Drug overdoses vs car crashes vs gun deaths: And the winner is?
The elephant in the room here is the FDA. Yep, Oxycontin and the other array of powerful opioids were developed only for post surgical pain. Somehow or other, with zero testing or clinical trials the inept dirtbags at the FDA allowed Purdue and other manufs to shift and prescribe this stuff indefinitely for chronic pain...increasing the market for the stuff 100x. Do they normal allow drugs to be repurposed like this without comprehensive testing? NO! Should you smell a rat? Hmmmmm
A rising death toll
Drug overdoses now kill more than 100,000 Americans a year — more than vehicle crash and gun deaths combined.
Sean Blake was among those who died. He overdosed at age 27 in Vermont, from a mix of alcohol and fentanyl, a synthetic opioid. He had struggled to find effective treatment for his addiction and other potential mental health problems, repeatedly relapsing.
“I do love being sober,” Blake wrote in 2014, three years before his death. “It’s life that gets in the way.”
Blake’s struggles reflect the combination of problems that have allowed the overdose crisis to fester. First, the supply of opioids surged. Second, Americans have insufficient access to treatment and other programs that can ease the worst damage of drugs.
Experts have a concise, if crude, way to summarize this: If it’s easier to get high than to get treatment, people who are addicted will get high. The U.S. has effectively made it easy to get high and hard to get help.
No other advanced nation is dealing with a comparable drug crisis. And over the past two years, it has worsened: Annual overdose deaths spiked 50 percent as fentanyl spread in illegal markets, more people turned to drugs during the pandemic, and treatment facilities and other services shut down.
The path to crisis
In the 1990s, drug companies promoted opioid painkillers as a solution to a problem that remains today: a need for better pain treatment. Purdue Pharma led the charge with OxyContin, claiming it was more effective and less addictive than it was.
Doctors bought into the hype, and they started to more loosely prescribe opioids. Some even operated “pill mills,” trading prescriptions for cash.
A growing number of people started to misuse the drugs, crushing or dissolving the pills to inhale or inject them. Many shared, stole and sold opioids more widely.
Policymakers and drug companies were slow to react. It wasn’t until 2010 that Purdue introduced a new formulation that made its pills harder to misuse. The C.D.C. didn’t publish guidelines calling for tighter prescribing practices until two decades after OxyContin hit the market.
In the meantime, the crisis deepened: Opioid users moved on to more potent drugs, namely heroin. Some were seeking a stronger high, while others were cut off from painkillers and looking for a replacement.
Traffickers met that demand by flooding the U.S. with heroin. Then, in the 2010s, they started to transition to fentanyl, mixing it into heroin and other drugs or selling it on its own.
Drug cartels can more discreetly produce fentanyl in a lab than heroin derived from large, open poppy fields.
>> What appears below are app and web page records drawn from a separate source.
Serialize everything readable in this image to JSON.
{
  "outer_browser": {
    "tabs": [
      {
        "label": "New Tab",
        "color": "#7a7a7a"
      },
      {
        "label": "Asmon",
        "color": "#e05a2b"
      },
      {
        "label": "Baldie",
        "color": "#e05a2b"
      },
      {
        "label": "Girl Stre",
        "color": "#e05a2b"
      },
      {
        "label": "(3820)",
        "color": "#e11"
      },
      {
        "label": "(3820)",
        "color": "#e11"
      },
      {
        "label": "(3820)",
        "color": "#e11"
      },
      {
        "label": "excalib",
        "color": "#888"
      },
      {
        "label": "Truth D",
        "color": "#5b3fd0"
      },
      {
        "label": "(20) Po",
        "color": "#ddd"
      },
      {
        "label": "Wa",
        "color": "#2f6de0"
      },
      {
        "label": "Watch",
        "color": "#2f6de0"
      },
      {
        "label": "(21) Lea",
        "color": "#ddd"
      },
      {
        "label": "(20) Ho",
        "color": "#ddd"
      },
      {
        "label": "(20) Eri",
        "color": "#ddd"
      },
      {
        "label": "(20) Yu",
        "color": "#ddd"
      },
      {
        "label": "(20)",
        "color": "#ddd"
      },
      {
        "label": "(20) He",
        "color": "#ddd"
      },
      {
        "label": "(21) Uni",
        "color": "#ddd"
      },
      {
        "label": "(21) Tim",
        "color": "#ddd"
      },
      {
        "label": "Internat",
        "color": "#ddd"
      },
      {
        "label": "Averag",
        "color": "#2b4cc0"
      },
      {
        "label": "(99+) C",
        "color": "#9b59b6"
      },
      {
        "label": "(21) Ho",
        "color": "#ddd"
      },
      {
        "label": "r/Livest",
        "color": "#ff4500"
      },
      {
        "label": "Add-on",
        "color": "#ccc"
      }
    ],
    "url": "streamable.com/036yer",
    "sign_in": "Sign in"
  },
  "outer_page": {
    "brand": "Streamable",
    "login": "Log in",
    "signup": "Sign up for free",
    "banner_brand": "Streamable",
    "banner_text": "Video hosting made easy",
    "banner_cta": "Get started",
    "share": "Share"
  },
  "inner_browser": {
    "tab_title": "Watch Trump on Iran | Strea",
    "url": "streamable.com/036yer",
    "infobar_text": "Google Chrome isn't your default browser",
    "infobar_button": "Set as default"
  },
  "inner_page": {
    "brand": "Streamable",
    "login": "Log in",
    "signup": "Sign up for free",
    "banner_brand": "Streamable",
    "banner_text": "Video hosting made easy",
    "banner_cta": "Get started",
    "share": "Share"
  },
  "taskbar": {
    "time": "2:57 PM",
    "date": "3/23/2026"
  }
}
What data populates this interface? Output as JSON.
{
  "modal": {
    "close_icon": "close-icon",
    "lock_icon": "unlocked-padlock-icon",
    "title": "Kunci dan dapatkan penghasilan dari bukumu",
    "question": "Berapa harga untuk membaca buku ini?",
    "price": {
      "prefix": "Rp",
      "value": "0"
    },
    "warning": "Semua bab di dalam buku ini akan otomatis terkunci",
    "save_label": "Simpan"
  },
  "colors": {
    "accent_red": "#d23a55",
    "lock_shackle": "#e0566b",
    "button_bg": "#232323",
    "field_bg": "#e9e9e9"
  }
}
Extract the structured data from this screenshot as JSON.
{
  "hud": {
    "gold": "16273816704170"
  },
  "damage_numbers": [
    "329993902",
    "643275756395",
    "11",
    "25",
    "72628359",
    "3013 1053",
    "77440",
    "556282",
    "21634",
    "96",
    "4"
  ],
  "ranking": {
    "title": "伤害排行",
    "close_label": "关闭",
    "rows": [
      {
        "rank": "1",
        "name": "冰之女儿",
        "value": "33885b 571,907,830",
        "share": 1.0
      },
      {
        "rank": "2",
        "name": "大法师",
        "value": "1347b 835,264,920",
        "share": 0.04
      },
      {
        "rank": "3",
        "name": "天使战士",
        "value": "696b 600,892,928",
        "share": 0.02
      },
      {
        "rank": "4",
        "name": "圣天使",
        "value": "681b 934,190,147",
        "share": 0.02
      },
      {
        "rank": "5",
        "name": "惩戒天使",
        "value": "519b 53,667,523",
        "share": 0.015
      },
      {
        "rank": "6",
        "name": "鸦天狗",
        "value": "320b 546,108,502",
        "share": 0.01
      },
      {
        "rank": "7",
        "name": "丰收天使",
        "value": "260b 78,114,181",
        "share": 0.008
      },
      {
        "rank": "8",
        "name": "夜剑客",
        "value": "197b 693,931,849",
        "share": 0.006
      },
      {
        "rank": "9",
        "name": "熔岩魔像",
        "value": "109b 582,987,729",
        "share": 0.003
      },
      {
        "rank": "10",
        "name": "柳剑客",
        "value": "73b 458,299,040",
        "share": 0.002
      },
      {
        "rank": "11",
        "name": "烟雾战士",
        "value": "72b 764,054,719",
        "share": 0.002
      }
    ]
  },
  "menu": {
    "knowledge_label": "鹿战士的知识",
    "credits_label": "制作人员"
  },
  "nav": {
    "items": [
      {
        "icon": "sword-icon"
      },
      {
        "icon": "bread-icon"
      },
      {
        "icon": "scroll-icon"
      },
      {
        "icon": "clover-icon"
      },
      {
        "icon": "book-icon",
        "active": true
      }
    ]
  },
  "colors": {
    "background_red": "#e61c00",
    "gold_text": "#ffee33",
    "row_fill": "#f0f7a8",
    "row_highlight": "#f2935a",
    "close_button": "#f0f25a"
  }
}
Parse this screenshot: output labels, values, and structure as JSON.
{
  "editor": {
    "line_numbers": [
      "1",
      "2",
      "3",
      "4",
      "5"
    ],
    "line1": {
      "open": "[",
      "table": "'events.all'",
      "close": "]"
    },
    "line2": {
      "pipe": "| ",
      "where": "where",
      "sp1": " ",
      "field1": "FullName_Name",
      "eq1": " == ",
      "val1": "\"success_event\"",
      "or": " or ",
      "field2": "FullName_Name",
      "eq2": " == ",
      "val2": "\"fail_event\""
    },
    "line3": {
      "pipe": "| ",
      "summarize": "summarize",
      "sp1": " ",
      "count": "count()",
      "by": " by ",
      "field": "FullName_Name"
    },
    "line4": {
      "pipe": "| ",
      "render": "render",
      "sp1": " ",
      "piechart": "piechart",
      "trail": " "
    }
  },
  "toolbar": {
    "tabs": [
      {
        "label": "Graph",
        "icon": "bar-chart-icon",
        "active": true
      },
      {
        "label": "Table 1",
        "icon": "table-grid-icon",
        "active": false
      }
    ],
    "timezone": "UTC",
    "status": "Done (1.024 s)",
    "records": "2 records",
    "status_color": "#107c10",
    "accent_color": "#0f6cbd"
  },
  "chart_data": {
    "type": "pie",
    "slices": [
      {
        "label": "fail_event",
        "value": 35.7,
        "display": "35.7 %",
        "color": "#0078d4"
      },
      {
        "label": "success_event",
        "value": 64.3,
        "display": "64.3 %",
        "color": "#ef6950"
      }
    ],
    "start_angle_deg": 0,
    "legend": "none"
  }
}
Fentanyl is also more potent than heroin, so traffickers can smuggle less to sell the same high.
Because of its potency, fentanyl is also more likely to cause an overdose. Since it began to proliferate in the U.S., yearly overdose deaths have more than doubled.
No one has a good answer for how to halt the spread of fentanyl. Synthetic drugs in general remain a major, unsolved question not just in the current opioid epidemic but in dealing with future drug crises as well, Keith Humphreys, a Stanford University drug policy expert, told me.
Other drug crises are looming. In recent years, cocaine and meth deaths have also increased. Humphreys said that historically, stimulant epidemics follow opioid crises.